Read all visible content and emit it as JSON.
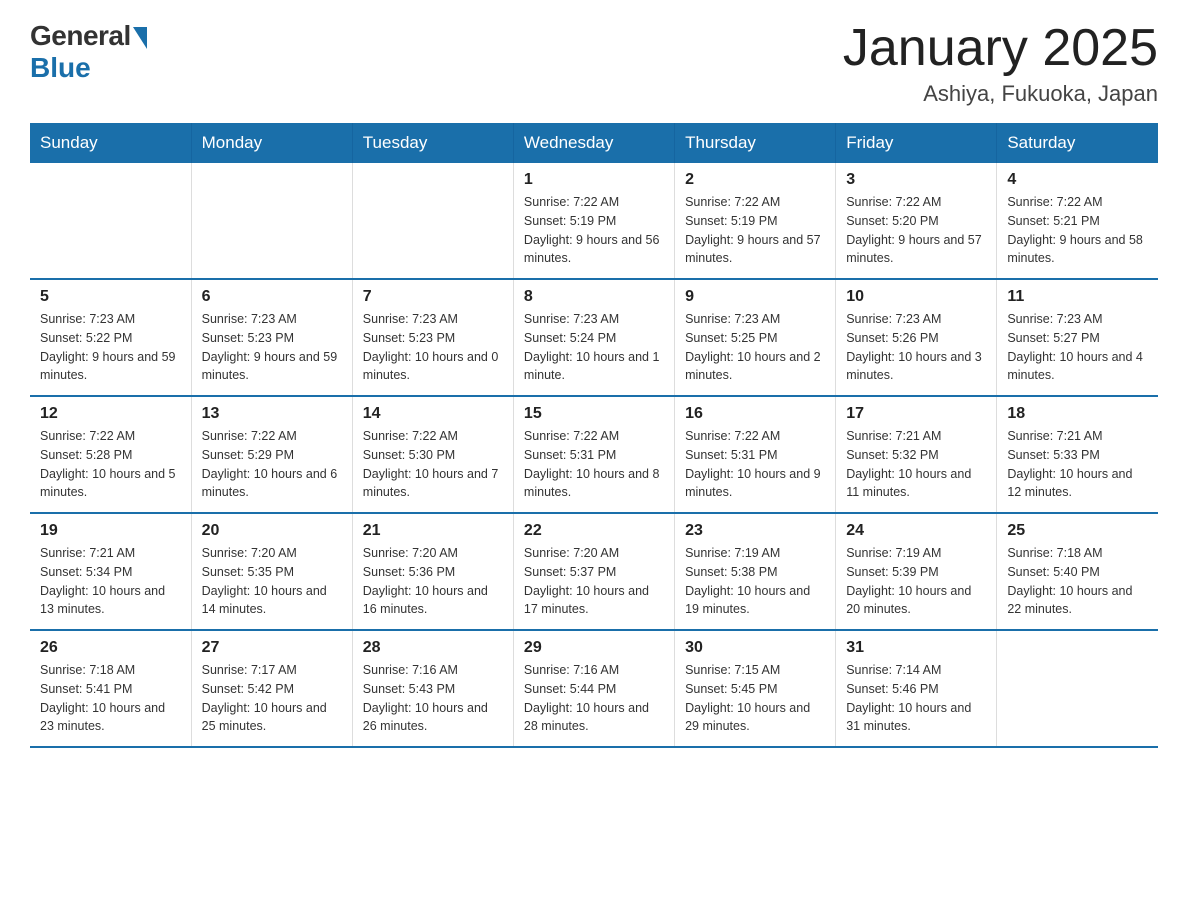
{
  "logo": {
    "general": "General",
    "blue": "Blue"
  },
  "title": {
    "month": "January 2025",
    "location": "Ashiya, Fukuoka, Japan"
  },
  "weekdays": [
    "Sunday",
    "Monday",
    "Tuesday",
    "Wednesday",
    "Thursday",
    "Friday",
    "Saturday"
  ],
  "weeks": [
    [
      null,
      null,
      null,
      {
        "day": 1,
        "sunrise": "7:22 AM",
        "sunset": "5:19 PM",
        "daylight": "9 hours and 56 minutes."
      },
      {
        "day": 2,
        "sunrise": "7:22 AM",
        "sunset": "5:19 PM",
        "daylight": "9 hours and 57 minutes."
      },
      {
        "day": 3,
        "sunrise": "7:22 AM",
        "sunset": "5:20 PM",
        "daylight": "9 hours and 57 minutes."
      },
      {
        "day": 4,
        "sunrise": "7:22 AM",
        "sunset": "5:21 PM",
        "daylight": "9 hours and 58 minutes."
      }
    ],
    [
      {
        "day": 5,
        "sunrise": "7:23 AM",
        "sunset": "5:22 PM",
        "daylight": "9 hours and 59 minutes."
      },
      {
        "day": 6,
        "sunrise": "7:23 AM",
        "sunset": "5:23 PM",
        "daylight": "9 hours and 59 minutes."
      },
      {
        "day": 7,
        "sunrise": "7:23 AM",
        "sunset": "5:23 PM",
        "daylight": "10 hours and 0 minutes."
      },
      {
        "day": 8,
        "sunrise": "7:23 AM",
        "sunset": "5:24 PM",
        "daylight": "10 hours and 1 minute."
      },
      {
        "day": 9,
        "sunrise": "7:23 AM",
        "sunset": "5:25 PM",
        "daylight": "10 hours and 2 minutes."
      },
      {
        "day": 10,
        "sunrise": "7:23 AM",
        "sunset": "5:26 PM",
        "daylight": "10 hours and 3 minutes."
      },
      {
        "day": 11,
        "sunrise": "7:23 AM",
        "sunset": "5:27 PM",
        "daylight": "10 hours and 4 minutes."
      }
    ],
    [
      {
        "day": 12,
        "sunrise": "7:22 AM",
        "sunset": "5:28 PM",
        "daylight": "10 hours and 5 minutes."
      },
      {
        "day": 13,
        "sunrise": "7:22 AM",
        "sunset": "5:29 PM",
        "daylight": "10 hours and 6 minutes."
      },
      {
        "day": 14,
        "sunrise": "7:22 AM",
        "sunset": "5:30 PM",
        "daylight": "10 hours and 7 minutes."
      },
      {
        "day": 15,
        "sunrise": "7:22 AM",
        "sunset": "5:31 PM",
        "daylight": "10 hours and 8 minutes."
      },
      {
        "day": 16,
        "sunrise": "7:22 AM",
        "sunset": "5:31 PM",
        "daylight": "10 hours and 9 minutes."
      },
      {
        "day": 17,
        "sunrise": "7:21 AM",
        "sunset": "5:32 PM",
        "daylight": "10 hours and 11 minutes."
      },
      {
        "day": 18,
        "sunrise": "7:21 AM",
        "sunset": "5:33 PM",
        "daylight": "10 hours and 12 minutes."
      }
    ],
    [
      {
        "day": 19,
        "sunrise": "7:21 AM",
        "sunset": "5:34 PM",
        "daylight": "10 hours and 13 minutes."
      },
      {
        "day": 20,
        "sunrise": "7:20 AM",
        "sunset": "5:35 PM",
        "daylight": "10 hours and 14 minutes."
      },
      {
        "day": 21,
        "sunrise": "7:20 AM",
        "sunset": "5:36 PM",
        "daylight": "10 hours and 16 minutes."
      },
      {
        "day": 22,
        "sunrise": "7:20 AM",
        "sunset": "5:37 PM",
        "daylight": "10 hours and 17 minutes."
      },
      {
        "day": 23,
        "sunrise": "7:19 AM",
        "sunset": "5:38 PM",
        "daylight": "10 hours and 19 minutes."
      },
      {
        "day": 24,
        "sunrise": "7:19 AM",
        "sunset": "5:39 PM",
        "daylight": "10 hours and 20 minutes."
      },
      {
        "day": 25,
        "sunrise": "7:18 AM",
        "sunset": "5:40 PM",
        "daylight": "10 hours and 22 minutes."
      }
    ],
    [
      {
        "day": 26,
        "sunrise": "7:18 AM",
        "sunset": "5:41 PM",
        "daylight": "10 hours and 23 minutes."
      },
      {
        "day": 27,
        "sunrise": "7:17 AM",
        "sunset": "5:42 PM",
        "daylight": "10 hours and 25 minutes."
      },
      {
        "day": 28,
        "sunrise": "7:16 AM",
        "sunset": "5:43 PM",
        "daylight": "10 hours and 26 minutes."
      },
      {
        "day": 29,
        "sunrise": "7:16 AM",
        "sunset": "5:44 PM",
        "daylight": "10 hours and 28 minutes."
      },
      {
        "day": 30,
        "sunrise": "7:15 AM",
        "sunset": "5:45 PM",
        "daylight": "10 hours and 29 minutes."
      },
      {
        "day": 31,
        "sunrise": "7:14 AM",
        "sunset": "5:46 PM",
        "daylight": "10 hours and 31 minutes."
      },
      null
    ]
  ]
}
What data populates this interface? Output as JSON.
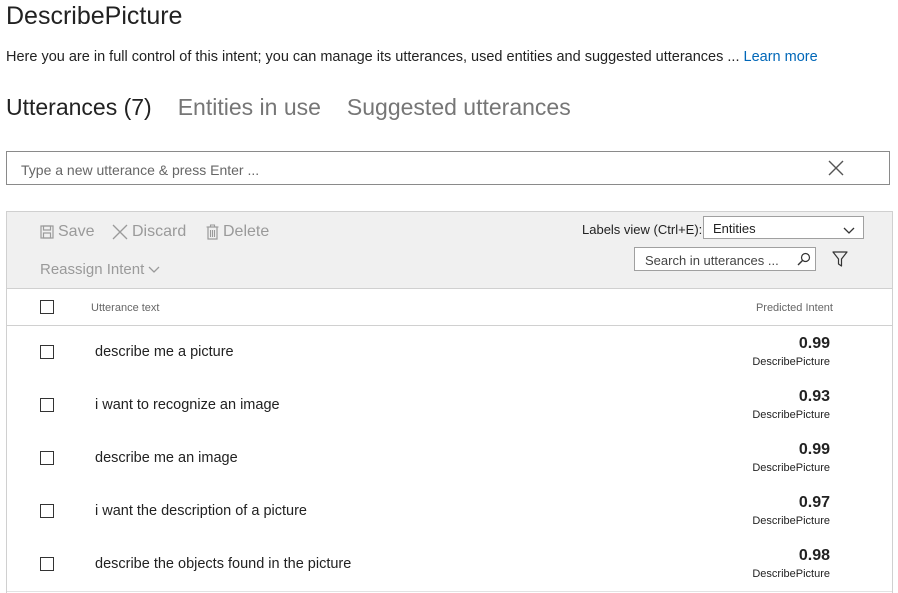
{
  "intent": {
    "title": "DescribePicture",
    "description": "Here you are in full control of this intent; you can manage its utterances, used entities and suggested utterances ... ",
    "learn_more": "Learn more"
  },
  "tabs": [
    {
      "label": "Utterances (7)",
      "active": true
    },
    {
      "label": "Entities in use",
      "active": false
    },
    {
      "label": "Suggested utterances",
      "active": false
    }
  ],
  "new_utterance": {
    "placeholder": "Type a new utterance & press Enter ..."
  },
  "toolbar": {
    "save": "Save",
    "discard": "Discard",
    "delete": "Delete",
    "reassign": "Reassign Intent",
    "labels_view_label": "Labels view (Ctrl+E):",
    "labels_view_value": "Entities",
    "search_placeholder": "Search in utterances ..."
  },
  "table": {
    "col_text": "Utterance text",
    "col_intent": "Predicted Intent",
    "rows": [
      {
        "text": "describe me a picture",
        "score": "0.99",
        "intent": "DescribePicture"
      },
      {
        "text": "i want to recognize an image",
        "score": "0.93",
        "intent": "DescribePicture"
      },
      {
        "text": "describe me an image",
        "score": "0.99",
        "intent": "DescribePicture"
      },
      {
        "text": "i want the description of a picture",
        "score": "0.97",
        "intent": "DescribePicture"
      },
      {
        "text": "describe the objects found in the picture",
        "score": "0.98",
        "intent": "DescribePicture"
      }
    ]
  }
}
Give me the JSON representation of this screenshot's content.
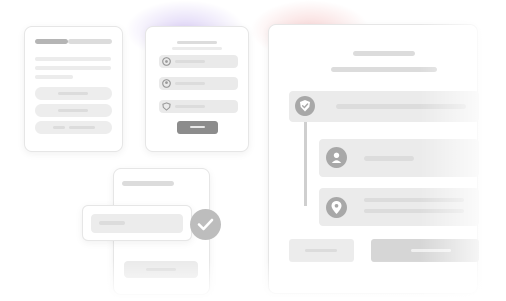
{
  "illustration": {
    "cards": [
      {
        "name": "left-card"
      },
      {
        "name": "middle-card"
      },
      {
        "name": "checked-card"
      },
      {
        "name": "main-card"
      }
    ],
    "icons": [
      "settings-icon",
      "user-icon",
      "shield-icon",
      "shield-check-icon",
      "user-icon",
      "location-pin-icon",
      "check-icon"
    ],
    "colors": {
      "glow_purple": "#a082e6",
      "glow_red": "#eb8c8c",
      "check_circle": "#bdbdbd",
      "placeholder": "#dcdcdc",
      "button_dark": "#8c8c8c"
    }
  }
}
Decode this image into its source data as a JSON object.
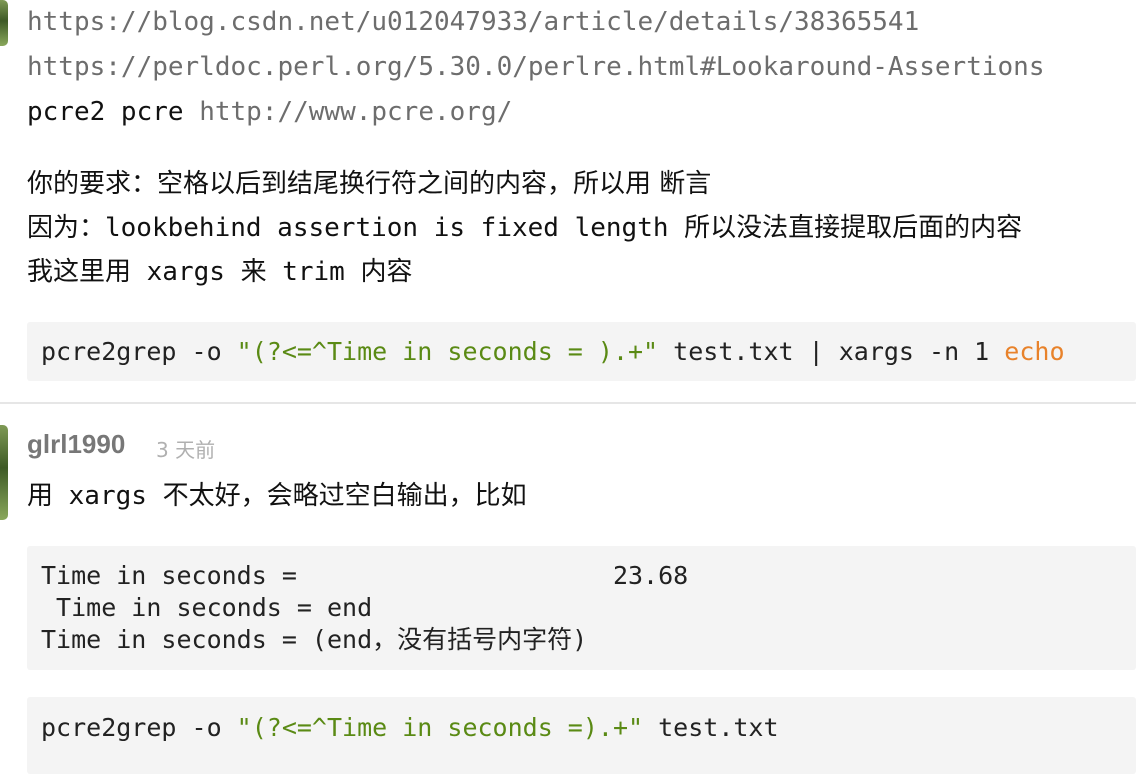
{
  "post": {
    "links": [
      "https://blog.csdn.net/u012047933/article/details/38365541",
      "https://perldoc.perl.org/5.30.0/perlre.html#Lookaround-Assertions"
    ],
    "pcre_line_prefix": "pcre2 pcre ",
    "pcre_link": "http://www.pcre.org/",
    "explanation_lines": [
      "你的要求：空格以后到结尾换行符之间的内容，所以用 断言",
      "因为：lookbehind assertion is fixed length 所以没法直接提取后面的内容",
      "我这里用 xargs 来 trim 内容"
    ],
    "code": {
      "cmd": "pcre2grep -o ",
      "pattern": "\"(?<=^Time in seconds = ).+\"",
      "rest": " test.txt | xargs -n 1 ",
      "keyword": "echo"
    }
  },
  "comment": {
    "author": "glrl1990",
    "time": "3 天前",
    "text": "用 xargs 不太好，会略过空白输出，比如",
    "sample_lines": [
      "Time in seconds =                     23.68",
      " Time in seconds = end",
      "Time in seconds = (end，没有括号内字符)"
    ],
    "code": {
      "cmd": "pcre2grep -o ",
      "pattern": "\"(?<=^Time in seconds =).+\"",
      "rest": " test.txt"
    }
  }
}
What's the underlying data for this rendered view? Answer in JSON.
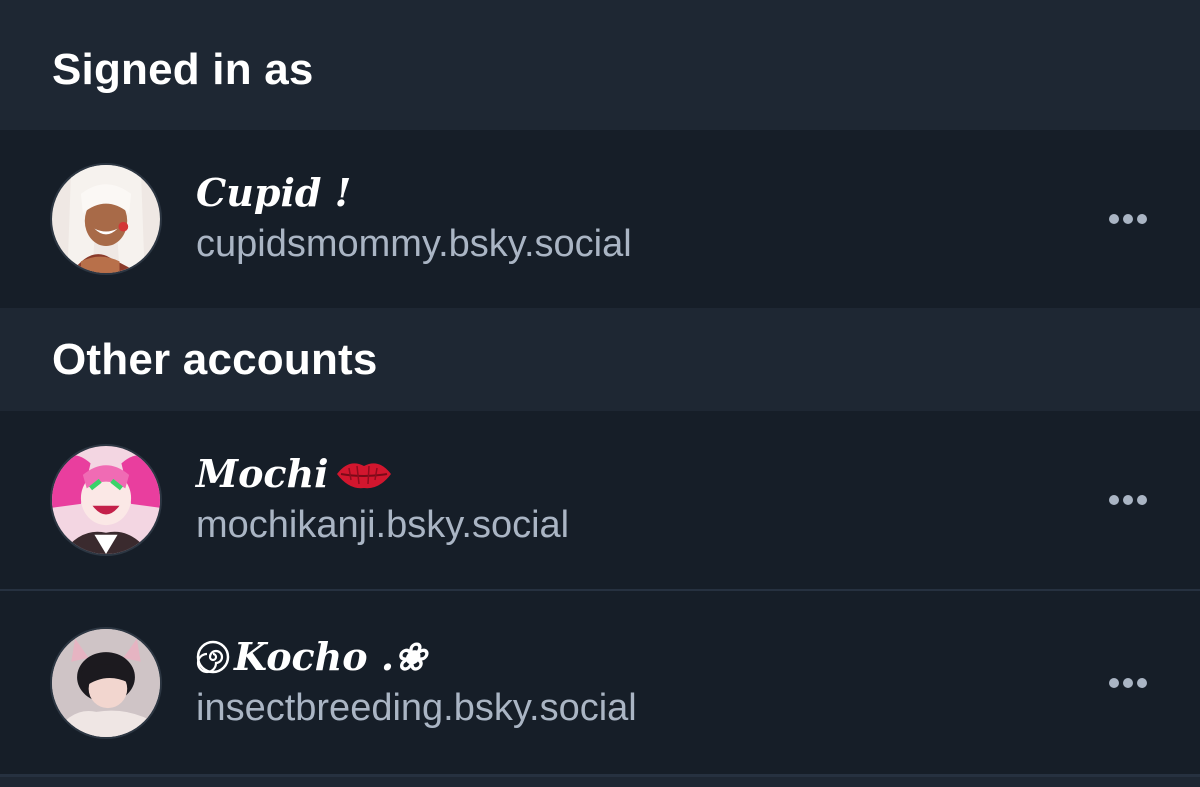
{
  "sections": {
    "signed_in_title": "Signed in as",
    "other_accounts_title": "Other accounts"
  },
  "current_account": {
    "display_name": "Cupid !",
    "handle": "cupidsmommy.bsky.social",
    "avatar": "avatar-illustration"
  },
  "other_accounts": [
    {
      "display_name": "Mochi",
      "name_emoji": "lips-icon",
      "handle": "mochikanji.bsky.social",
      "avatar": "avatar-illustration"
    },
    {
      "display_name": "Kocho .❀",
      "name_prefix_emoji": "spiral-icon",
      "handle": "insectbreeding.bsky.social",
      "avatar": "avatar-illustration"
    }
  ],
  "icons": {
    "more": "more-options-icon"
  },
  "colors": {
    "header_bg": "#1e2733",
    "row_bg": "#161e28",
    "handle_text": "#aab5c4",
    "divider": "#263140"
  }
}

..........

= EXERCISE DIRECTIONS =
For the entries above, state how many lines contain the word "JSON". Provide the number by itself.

= EXERCISE ANSWER =
5